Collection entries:

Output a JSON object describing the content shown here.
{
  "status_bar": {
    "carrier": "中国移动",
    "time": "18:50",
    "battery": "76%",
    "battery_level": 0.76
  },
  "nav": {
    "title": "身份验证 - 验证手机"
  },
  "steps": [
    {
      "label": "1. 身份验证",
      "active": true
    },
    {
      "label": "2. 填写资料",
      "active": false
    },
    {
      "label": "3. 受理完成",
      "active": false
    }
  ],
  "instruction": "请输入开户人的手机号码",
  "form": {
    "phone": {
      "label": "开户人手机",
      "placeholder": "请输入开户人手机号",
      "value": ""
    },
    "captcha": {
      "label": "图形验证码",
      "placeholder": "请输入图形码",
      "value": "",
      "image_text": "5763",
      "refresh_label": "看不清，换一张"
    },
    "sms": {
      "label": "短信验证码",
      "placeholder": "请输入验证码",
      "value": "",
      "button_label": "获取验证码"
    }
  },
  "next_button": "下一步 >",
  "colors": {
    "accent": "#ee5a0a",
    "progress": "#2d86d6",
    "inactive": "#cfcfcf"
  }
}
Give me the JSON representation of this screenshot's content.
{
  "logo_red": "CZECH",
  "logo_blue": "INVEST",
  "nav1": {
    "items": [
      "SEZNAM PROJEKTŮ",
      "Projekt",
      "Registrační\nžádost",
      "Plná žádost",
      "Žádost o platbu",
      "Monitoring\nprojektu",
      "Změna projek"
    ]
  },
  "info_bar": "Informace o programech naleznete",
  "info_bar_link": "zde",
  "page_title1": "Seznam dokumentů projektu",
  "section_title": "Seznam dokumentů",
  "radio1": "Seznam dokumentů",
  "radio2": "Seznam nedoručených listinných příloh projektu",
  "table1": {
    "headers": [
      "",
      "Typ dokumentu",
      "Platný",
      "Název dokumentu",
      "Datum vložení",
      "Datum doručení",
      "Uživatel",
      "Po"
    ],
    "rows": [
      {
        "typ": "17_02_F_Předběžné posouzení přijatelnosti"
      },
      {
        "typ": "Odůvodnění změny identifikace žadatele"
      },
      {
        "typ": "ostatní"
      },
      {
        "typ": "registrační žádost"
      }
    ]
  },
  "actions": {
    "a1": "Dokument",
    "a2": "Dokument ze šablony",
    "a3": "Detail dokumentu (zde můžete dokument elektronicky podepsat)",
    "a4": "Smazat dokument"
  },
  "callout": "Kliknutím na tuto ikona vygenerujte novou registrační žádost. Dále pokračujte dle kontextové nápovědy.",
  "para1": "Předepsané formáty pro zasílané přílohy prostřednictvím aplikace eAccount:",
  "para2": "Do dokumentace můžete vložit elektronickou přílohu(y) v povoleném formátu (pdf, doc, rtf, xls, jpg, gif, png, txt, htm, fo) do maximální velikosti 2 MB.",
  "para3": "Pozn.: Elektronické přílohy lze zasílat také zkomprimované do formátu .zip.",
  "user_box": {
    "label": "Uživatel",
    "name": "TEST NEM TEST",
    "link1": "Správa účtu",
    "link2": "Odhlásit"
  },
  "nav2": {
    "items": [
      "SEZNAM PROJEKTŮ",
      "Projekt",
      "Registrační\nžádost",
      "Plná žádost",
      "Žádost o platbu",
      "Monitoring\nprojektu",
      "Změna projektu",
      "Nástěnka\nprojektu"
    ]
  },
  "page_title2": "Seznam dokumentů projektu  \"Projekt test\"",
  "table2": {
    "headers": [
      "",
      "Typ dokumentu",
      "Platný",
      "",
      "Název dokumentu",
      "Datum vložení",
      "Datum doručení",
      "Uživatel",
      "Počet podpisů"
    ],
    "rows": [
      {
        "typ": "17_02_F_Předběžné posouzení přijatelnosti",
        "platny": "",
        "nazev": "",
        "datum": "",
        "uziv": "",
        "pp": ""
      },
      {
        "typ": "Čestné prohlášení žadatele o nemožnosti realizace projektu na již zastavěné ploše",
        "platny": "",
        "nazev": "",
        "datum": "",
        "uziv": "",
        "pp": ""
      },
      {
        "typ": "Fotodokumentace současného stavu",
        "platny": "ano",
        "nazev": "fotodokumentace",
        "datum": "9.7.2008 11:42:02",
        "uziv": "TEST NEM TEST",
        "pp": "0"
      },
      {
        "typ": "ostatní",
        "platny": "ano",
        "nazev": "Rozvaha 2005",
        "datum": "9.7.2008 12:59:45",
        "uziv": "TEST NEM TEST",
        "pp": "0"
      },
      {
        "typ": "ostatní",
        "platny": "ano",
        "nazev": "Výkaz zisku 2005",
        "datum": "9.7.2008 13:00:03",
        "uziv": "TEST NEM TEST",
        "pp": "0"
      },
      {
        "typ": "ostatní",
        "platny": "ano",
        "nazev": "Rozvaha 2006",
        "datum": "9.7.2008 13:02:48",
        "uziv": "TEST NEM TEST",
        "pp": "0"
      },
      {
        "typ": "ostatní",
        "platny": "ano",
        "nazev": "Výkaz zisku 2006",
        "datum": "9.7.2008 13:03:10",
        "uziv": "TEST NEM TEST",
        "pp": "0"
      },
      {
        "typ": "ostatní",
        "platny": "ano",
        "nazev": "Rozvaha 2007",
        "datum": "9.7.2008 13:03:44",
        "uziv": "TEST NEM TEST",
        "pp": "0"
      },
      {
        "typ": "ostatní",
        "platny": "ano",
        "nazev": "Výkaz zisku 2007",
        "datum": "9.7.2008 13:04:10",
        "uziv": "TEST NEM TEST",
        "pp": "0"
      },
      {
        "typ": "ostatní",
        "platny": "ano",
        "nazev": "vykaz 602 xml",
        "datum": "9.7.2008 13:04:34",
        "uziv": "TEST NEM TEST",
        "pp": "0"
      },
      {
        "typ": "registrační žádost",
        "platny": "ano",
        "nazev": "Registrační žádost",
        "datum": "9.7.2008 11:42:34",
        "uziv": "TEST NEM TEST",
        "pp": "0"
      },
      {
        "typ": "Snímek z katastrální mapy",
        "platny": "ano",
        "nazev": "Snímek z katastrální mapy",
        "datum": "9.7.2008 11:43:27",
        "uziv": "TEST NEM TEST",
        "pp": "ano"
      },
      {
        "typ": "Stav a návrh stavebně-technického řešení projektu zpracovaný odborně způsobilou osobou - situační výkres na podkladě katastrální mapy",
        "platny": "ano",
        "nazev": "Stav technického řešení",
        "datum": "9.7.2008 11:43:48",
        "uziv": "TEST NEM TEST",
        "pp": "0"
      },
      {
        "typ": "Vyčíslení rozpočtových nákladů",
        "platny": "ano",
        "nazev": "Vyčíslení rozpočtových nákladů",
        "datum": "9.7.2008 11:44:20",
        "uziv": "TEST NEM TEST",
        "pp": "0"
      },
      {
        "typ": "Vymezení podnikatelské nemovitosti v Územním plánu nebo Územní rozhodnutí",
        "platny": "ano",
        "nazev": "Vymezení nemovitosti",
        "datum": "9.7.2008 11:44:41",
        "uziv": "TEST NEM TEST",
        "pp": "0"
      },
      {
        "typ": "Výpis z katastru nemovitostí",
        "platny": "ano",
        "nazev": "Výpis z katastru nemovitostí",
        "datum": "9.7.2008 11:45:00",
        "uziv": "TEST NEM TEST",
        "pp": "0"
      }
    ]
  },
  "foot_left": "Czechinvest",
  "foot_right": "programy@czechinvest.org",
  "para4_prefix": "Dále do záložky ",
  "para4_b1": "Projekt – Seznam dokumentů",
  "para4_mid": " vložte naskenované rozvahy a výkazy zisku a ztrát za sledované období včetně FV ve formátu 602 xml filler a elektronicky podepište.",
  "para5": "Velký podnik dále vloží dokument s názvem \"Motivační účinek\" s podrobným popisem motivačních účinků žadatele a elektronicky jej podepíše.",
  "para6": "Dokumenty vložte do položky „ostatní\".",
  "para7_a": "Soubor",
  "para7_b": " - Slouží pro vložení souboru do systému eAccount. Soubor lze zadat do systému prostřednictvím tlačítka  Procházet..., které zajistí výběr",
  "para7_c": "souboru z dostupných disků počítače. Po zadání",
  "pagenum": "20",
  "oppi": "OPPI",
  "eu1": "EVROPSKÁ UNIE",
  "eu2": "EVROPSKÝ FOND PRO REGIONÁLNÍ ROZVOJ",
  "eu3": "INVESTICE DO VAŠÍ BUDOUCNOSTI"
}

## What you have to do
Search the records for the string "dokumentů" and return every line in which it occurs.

## Answer to the exercise
  "page_title1": "Seznam dokumentů projektu",
  "section_title": "Seznam dokumentů",
  "radio1": "Seznam dokumentů",
  "page_title2": "Seznam dokumentů projektu  \"Projekt test\"",
  "para4_b1": "Projekt – Seznam dokumentů",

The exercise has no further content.